**Exercise prompt**
The records below are to be set down again exactly, with the pictures left out.

++++ Exercise materials

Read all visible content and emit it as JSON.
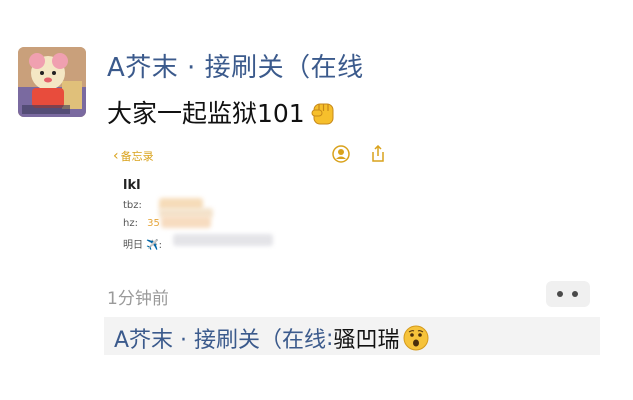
{
  "post": {
    "author": "A芥末 · 接刷关（在线",
    "message": "大家一起监狱101",
    "message_emoji": "raised-fist-emoji"
  },
  "attachment": {
    "back_label": "备忘录",
    "note_title": "lkl",
    "lines": [
      {
        "label": "tbz:"
      },
      {
        "label": "hz:",
        "partial": "35"
      },
      {
        "label": "明日 ✈️:"
      }
    ]
  },
  "timestamp": "1分钟前",
  "quote": {
    "author": "A芥末 · 接刷关（在线",
    "separator": ": ",
    "text": "骚凹瑞",
    "emoji": "hushed-face-emoji"
  },
  "colors": {
    "author": "#3b5a8c",
    "accent_yellow": "#d9a21c",
    "timestamp": "#9a9a9a",
    "quote_bg": "#f3f3f3"
  }
}
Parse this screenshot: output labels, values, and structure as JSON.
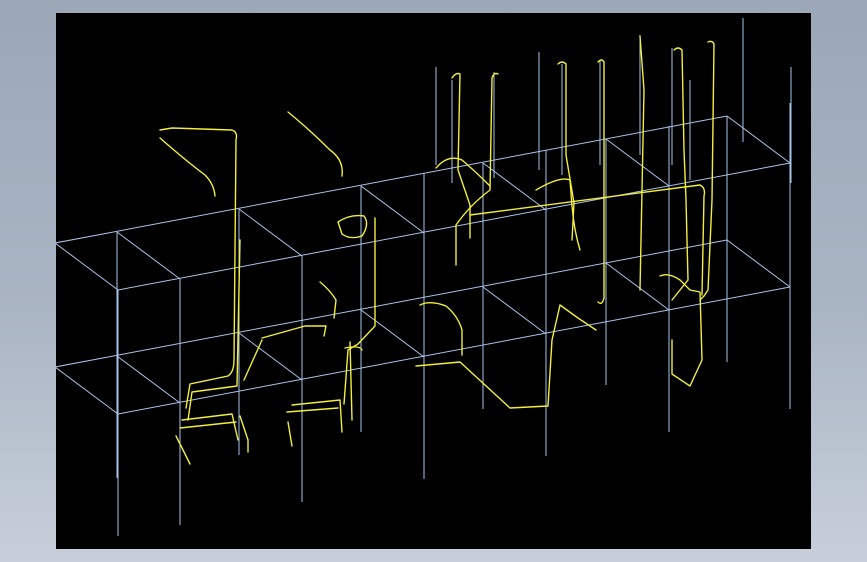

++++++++

**Exercise result**
Read all visible content and emit it as JSON.
{
  "post": {
    "author": "A芥末 · 接刷关（在线",
    "message": "大家一起监狱101",
    "message_emoji": "raised-fist-emoji"
  },
  "attachment": {
    "back_label": "备忘录",
    "note_title": "lkl",
    "lines": [
      {
        "label": "tbz:"
      },
      {
        "label": "hz:",
        "partial": "35"
      },
      {
        "label": "明日 ✈️:"
      }
    ]
  },
  "timestamp": "1分钟前",
  "quote": {
    "author": "A芥末 · 接刷关（在线",
    "separator": ": ",
    "text": "骚凹瑞",
    "emoji": "hushed-face-emoji"
  },
  "colors": {
    "author": "#3b5a8c",
    "accent_yellow": "#d9a21c",
    "timestamp": "#9a9a9a",
    "quote_bg": "#f3f3f3"
  }
}
Parse this screenshot: output labels, values, and structure as JSON.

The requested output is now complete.